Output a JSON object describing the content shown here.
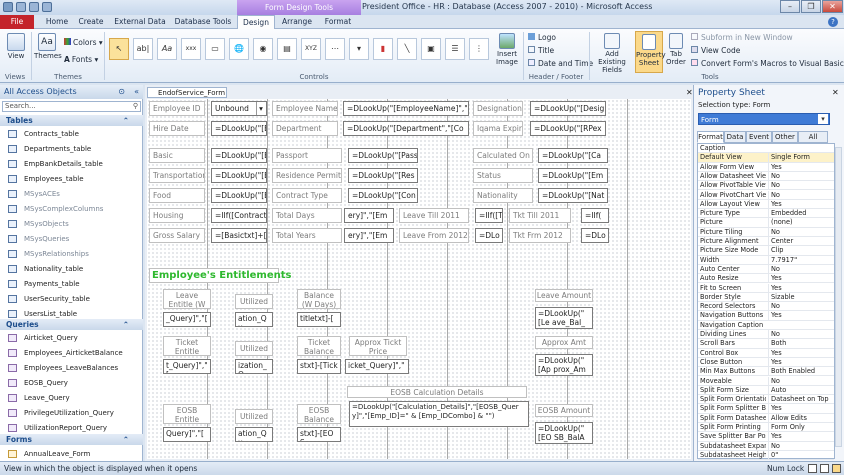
{
  "window": {
    "contextual_tab_group": "Form Design Tools",
    "title": "President Office - HR : Database (Access 2007 - 2010)  -  Microsoft Access",
    "help_label": "?"
  },
  "tabs": [
    "File",
    "Home",
    "Create",
    "External Data",
    "Database Tools",
    "Design",
    "Arrange",
    "Format"
  ],
  "ribbon": {
    "view": "View",
    "themes": "Themes",
    "colors": "Colors",
    "fonts": "Fonts",
    "groups": {
      "views": "Views",
      "themes": "Themes",
      "controls": "Controls",
      "header_footer": "Header / Footer",
      "tools": "Tools"
    },
    "insert_image": "Insert\nImage",
    "logo": "Logo",
    "title": "Title",
    "date_time": "Date and Time",
    "add_existing_fields": "Add Existing\nFields",
    "property_sheet": "Property\nSheet",
    "tab_order": "Tab\nOrder",
    "subform_new_window": "Subform in New Window",
    "view_code": "View Code",
    "convert_macros": "Convert Form's Macros to Visual Basic"
  },
  "nav": {
    "header": "All Access Objects",
    "search_placeholder": "Search...",
    "tables_label": "Tables",
    "tables": [
      {
        "name": "Contracts_table",
        "dim": false
      },
      {
        "name": "Departments_table",
        "dim": false
      },
      {
        "name": "EmpBankDetails_table",
        "dim": false
      },
      {
        "name": "Employees_table",
        "dim": false
      },
      {
        "name": "MSysACEs",
        "dim": true
      },
      {
        "name": "MSysComplexColumns",
        "dim": true
      },
      {
        "name": "MSysObjects",
        "dim": true
      },
      {
        "name": "MSysQueries",
        "dim": true
      },
      {
        "name": "MSysRelationships",
        "dim": true
      },
      {
        "name": "Nationality_table",
        "dim": false
      },
      {
        "name": "Payments_table",
        "dim": false
      },
      {
        "name": "UserSecurity_table",
        "dim": false
      },
      {
        "name": "UsersList_table",
        "dim": false
      }
    ],
    "queries_label": "Queries",
    "queries": [
      "Airticket_Query",
      "Employees_AirticketBalance",
      "Employees_LeaveBalances",
      "EOSB_Query",
      "Leave_Query",
      "PrivilegeUtilization_Query",
      "UtilizationReport_Query"
    ],
    "forms_label": "Forms",
    "forms": [
      "AnnualLeave_Form"
    ]
  },
  "document": {
    "tab": "EndofService_Form",
    "labels": {
      "employee_id": "Employee ID",
      "hire_date": "Hire Date",
      "basic": "Basic",
      "transportation": "Transportation",
      "food": "Food",
      "housing": "Housing",
      "gross_salary": "Gross Salary",
      "employee_name": "Employee Name",
      "department": "Department",
      "passport": "Passport",
      "residence_permit": "Residence Permit",
      "contract_type": "Contract Type",
      "total_days": "Total Days",
      "total_years": "Total Years",
      "designation": "Designation",
      "iqama_expiry": "Iqama Expiry",
      "calculated_on": "Calculated On",
      "status": "Status",
      "nationality": "Nationality",
      "leave_till": "Leave Till 2011",
      "leave_from": "Leave From 2012",
      "tkt_till": "Tkt Till 2011",
      "tkt_frm": "Tkt Frm 2012",
      "leave_entitle": "Leave Entitle (W Days)",
      "utilized": "Utilized",
      "balance": "Balance (W Days)",
      "ticket_entitle": "Ticket Entitle",
      "ticket_balance": "Ticket Balance",
      "approx_ticket_price": "Approx Tickt Price",
      "eosb_entitle": "EOSB Entitle",
      "eosb_balance": "EOSB Balance",
      "leave_amount": "Leave Amount",
      "approx_amt": "Approx Amt",
      "eosb_amount": "EOSB Amount",
      "eosb_calc_details": "EOSB Calculation Details"
    },
    "values": {
      "unbound": "Unbound",
      "dlookup_emp": "=DLookUp(\"[Employee",
      "dlookup_empname": "=DLookUp(\"[EmployeeName]\",\"",
      "dlookup_desig": "=DLookUp(\"[Desig",
      "dlookup_dept": "=DLookUp(\"[Department\",\"[Co",
      "dlookup_rpex": "=DLookUp(\"[RPex",
      "dlookup_pass": "=DLookUp(\"[Pass",
      "dlookup_ca": "=DLookUp(\"[Ca",
      "dlookup_res": "=DLookUp(\"[Res",
      "dlookup_em": "=DLookUp(\"[Em",
      "dlookup_con": "=DLookUp(\"[Con",
      "dlookup_nat": "=DLookUp(\"[Nat",
      "iif_contract": "=IIf([Contract",
      "ery": "ery]\",\"[Em",
      "iif_t": "=IIf([T",
      "iif": "=IIf(",
      "basictxt": "=[Basictxt]+[T",
      "dlo": "=DLo",
      "query": "_Query]\",\"[",
      "ation_qu": "ation_Qu",
      "titletxt": "titletxt]-[",
      "dlookup_le": "=DLookUp(\"[Le ave_Bal_Amt\",\"",
      "t_query": "t_Query]\",\"[",
      "ization_q": "ization_Q",
      "stxt_tick": "stxt]-[Tick",
      "ticket_query": "icket_Query]\",\"",
      "dlookup_ap": "=DLookUp(\"[Ap prox_Amt\",\"[A",
      "eosb_query": "Query]\",\"[",
      "ation_qu2": "ation_Qu",
      "stxt_eos": "stxt]-[EOS",
      "eosb_calc": "=DLookUp(\"[Calculation_Details]\",\"[EOSB_Query]\",\"[Emp_ID]=\" & [Emp_IDCombo] & \"\")",
      "dlookup_eo": "=DLookUp(\"[EO SB_BalAmt]\",\"[E"
    },
    "section_title": "Employee's Entitlements"
  },
  "property_sheet": {
    "title": "Property Sheet",
    "selection_type_label": "Selection type:",
    "selection_type": "Form",
    "selector": "Form",
    "tabs": [
      "Format",
      "Data",
      "Event",
      "Other",
      "All"
    ],
    "rows": [
      [
        "Caption",
        ""
      ],
      [
        "Default View",
        "Single Form"
      ],
      [
        "Allow Form View",
        "Yes"
      ],
      [
        "Allow Datasheet View",
        "No"
      ],
      [
        "Allow PivotTable View",
        "No"
      ],
      [
        "Allow PivotChart View",
        "No"
      ],
      [
        "Allow Layout View",
        "Yes"
      ],
      [
        "Picture Type",
        "Embedded"
      ],
      [
        "Picture",
        "(none)"
      ],
      [
        "Picture Tiling",
        "No"
      ],
      [
        "Picture Alignment",
        "Center"
      ],
      [
        "Picture Size Mode",
        "Clip"
      ],
      [
        "Width",
        "7.7917\""
      ],
      [
        "Auto Center",
        "No"
      ],
      [
        "Auto Resize",
        "Yes"
      ],
      [
        "Fit to Screen",
        "Yes"
      ],
      [
        "Border Style",
        "Sizable"
      ],
      [
        "Record Selectors",
        "No"
      ],
      [
        "Navigation Buttons",
        "Yes"
      ],
      [
        "Navigation Caption",
        ""
      ],
      [
        "Dividing Lines",
        "No"
      ],
      [
        "Scroll Bars",
        "Both"
      ],
      [
        "Control Box",
        "Yes"
      ],
      [
        "Close Button",
        "Yes"
      ],
      [
        "Min Max Buttons",
        "Both Enabled"
      ],
      [
        "Moveable",
        "No"
      ],
      [
        "Split Form Size",
        "Auto"
      ],
      [
        "Split Form Orientation",
        "Datasheet on Top"
      ],
      [
        "Split Form Splitter Bar",
        "Yes"
      ],
      [
        "Split Form Datasheet",
        "Allow Edits"
      ],
      [
        "Split Form Printing",
        "Form Only"
      ],
      [
        "Save Splitter Bar Position",
        "Yes"
      ],
      [
        "Subdatasheet Expanded",
        "No"
      ],
      [
        "Subdatasheet Height",
        "0\""
      ]
    ]
  },
  "status": {
    "text": "View in which the object is displayed when it opens",
    "num_lock": "Num Lock"
  },
  "colors": {
    "file_tab": "#c4242b",
    "contextual": "#a77fe0",
    "section_title": "#2eb82e"
  }
}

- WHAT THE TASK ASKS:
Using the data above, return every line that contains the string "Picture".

- OUTPUT FOR THIS TASK:
        "Picture Type",
        "Picture",
        "Picture Tiling",
        "Picture Alignment",
        "Picture Size Mode",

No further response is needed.